[Interface dataset entries]

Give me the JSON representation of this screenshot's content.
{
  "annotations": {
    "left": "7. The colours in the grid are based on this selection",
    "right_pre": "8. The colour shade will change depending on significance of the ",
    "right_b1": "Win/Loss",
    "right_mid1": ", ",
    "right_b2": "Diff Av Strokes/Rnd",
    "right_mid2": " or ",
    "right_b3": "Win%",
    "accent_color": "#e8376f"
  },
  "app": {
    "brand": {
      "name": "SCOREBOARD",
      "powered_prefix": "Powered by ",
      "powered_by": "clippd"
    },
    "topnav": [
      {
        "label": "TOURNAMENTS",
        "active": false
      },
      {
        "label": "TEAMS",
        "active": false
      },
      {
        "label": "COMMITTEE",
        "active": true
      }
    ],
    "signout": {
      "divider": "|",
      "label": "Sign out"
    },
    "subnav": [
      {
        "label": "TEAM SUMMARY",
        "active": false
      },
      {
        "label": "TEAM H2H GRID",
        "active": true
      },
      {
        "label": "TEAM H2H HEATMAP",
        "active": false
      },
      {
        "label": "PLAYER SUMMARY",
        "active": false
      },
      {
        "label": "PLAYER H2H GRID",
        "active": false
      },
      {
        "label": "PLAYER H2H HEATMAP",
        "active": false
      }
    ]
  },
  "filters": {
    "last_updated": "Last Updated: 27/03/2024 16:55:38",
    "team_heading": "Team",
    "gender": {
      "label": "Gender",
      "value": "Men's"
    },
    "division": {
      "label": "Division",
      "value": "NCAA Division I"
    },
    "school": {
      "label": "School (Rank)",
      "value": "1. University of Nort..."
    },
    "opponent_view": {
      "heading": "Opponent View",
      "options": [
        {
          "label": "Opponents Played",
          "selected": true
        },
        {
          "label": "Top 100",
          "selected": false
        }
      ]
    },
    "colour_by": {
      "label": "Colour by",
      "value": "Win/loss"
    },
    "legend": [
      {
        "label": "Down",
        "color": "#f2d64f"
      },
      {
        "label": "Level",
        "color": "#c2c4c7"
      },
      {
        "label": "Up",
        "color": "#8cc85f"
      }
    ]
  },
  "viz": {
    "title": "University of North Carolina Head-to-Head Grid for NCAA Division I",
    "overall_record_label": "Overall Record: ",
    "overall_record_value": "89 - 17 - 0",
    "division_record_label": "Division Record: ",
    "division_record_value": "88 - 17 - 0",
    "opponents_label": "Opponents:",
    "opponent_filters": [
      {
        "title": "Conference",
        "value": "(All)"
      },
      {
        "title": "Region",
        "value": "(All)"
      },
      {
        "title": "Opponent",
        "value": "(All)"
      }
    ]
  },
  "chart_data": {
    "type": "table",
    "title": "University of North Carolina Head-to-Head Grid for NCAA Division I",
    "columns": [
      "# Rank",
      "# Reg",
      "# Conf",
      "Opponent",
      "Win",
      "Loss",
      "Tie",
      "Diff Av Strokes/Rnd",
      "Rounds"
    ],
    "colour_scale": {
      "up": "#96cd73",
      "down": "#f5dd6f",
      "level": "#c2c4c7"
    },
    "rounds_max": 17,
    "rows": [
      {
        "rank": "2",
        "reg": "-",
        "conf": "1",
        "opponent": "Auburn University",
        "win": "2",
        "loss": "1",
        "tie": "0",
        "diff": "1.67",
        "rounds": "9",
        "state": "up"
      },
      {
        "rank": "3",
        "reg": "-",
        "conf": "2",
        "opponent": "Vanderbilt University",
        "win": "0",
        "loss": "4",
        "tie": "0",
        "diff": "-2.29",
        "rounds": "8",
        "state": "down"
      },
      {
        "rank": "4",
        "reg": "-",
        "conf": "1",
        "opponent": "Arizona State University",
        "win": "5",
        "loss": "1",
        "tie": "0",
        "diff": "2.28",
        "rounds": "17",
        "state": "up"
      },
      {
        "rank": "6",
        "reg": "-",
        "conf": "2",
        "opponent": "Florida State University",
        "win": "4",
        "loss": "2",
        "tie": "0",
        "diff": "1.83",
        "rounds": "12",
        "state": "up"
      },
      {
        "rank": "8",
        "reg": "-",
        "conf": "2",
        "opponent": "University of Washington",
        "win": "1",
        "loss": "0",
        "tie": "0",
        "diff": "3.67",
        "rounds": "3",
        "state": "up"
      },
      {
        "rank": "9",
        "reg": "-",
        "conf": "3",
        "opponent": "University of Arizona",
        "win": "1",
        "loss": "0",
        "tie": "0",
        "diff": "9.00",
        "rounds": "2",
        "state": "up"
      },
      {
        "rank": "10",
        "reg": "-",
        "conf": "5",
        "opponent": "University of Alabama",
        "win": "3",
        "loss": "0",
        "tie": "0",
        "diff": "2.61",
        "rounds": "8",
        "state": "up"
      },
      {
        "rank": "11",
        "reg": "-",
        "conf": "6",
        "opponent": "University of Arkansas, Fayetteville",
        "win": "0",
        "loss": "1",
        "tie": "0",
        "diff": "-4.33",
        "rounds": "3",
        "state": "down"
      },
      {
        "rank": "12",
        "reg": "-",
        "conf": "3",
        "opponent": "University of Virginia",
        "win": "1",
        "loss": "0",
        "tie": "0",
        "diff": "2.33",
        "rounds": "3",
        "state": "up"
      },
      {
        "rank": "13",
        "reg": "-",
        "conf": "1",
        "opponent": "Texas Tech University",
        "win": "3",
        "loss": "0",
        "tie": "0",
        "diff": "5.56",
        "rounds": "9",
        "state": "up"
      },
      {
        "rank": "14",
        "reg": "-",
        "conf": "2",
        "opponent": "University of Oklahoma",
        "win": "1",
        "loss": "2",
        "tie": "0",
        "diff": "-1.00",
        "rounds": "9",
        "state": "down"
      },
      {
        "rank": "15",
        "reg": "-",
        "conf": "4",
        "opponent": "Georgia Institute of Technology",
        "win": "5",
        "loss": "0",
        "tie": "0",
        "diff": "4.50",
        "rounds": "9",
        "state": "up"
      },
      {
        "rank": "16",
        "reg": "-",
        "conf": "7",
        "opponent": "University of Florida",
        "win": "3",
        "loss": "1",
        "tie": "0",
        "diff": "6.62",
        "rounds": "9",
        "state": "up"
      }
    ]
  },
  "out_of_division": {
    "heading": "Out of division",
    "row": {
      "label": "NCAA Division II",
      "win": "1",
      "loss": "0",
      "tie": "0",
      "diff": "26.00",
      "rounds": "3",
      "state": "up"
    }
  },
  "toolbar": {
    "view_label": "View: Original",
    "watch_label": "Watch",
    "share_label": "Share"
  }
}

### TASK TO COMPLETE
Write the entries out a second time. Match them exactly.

### PROBLEM SOLUTION
Give me the JSON representation of this screenshot's content.
{
  "annotations": {
    "left": "7. The colours in the grid are based on this selection",
    "right_pre": "8. The colour shade will change depending on significance of the ",
    "right_b1": "Win/Loss",
    "right_mid1": ", ",
    "right_b2": "Diff Av Strokes/Rnd",
    "right_mid2": " or ",
    "right_b3": "Win%",
    "accent_color": "#e8376f"
  },
  "app": {
    "brand": {
      "name": "SCOREBOARD",
      "powered_prefix": "Powered by ",
      "powered_by": "clippd"
    },
    "topnav": [
      {
        "label": "TOURNAMENTS",
        "active": false
      },
      {
        "label": "TEAMS",
        "active": false
      },
      {
        "label": "COMMITTEE",
        "active": true
      }
    ],
    "signout": {
      "divider": "|",
      "label": "Sign out"
    },
    "subnav": [
      {
        "label": "TEAM SUMMARY",
        "active": false
      },
      {
        "label": "TEAM H2H GRID",
        "active": true
      },
      {
        "label": "TEAM H2H HEATMAP",
        "active": false
      },
      {
        "label": "PLAYER SUMMARY",
        "active": false
      },
      {
        "label": "PLAYER H2H GRID",
        "active": false
      },
      {
        "label": "PLAYER H2H HEATMAP",
        "active": false
      }
    ]
  },
  "filters": {
    "last_updated": "Last Updated: 27/03/2024 16:55:38",
    "team_heading": "Team",
    "gender": {
      "label": "Gender",
      "value": "Men's"
    },
    "division": {
      "label": "Division",
      "value": "NCAA Division I"
    },
    "school": {
      "label": "School (Rank)",
      "value": "1. University of Nort..."
    },
    "opponent_view": {
      "heading": "Opponent View",
      "options": [
        {
          "label": "Opponents Played",
          "selected": true
        },
        {
          "label": "Top 100",
          "selected": false
        }
      ]
    },
    "colour_by": {
      "label": "Colour by",
      "value": "Win/loss"
    },
    "legend": [
      {
        "label": "Down",
        "color": "#f2d64f"
      },
      {
        "label": "Level",
        "color": "#c2c4c7"
      },
      {
        "label": "Up",
        "color": "#8cc85f"
      }
    ]
  },
  "viz": {
    "title": "University of North Carolina Head-to-Head Grid for NCAA Division I",
    "overall_record_label": "Overall Record: ",
    "overall_record_value": "89 - 17 - 0",
    "division_record_label": "Division Record: ",
    "division_record_value": "88 - 17 - 0",
    "opponents_label": "Opponents:",
    "opponent_filters": [
      {
        "title": "Conference",
        "value": "(All)"
      },
      {
        "title": "Region",
        "value": "(All)"
      },
      {
        "title": "Opponent",
        "value": "(All)"
      }
    ]
  },
  "chart_data": {
    "type": "table",
    "title": "University of North Carolina Head-to-Head Grid for NCAA Division I",
    "columns": [
      "# Rank",
      "# Reg",
      "# Conf",
      "Opponent",
      "Win",
      "Loss",
      "Tie",
      "Diff Av Strokes/Rnd",
      "Rounds"
    ],
    "colour_scale": {
      "up": "#96cd73",
      "down": "#f5dd6f",
      "level": "#c2c4c7"
    },
    "rounds_max": 17,
    "rows": [
      {
        "rank": "2",
        "reg": "-",
        "conf": "1",
        "opponent": "Auburn University",
        "win": "2",
        "loss": "1",
        "tie": "0",
        "diff": "1.67",
        "rounds": "9",
        "state": "up"
      },
      {
        "rank": "3",
        "reg": "-",
        "conf": "2",
        "opponent": "Vanderbilt University",
        "win": "0",
        "loss": "4",
        "tie": "0",
        "diff": "-2.29",
        "rounds": "8",
        "state": "down"
      },
      {
        "rank": "4",
        "reg": "-",
        "conf": "1",
        "opponent": "Arizona State University",
        "win": "5",
        "loss": "1",
        "tie": "0",
        "diff": "2.28",
        "rounds": "17",
        "state": "up"
      },
      {
        "rank": "6",
        "reg": "-",
        "conf": "2",
        "opponent": "Florida State University",
        "win": "4",
        "loss": "2",
        "tie": "0",
        "diff": "1.83",
        "rounds": "12",
        "state": "up"
      },
      {
        "rank": "8",
        "reg": "-",
        "conf": "2",
        "opponent": "University of Washington",
        "win": "1",
        "loss": "0",
        "tie": "0",
        "diff": "3.67",
        "rounds": "3",
        "state": "up"
      },
      {
        "rank": "9",
        "reg": "-",
        "conf": "3",
        "opponent": "University of Arizona",
        "win": "1",
        "loss": "0",
        "tie": "0",
        "diff": "9.00",
        "rounds": "2",
        "state": "up"
      },
      {
        "rank": "10",
        "reg": "-",
        "conf": "5",
        "opponent": "University of Alabama",
        "win": "3",
        "loss": "0",
        "tie": "0",
        "diff": "2.61",
        "rounds": "8",
        "state": "up"
      },
      {
        "rank": "11",
        "reg": "-",
        "conf": "6",
        "opponent": "University of Arkansas, Fayetteville",
        "win": "0",
        "loss": "1",
        "tie": "0",
        "diff": "-4.33",
        "rounds": "3",
        "state": "down"
      },
      {
        "rank": "12",
        "reg": "-",
        "conf": "3",
        "opponent": "University of Virginia",
        "win": "1",
        "loss": "0",
        "tie": "0",
        "diff": "2.33",
        "rounds": "3",
        "state": "up"
      },
      {
        "rank": "13",
        "reg": "-",
        "conf": "1",
        "opponent": "Texas Tech University",
        "win": "3",
        "loss": "0",
        "tie": "0",
        "diff": "5.56",
        "rounds": "9",
        "state": "up"
      },
      {
        "rank": "14",
        "reg": "-",
        "conf": "2",
        "opponent": "University of Oklahoma",
        "win": "1",
        "loss": "2",
        "tie": "0",
        "diff": "-1.00",
        "rounds": "9",
        "state": "down"
      },
      {
        "rank": "15",
        "reg": "-",
        "conf": "4",
        "opponent": "Georgia Institute of Technology",
        "win": "5",
        "loss": "0",
        "tie": "0",
        "diff": "4.50",
        "rounds": "9",
        "state": "up"
      },
      {
        "rank": "16",
        "reg": "-",
        "conf": "7",
        "opponent": "University of Florida",
        "win": "3",
        "loss": "1",
        "tie": "0",
        "diff": "6.62",
        "rounds": "9",
        "state": "up"
      }
    ]
  },
  "out_of_division": {
    "heading": "Out of division",
    "row": {
      "label": "NCAA Division II",
      "win": "1",
      "loss": "0",
      "tie": "0",
      "diff": "26.00",
      "rounds": "3",
      "state": "up"
    }
  },
  "toolbar": {
    "view_label": "View: Original",
    "watch_label": "Watch",
    "share_label": "Share"
  }
}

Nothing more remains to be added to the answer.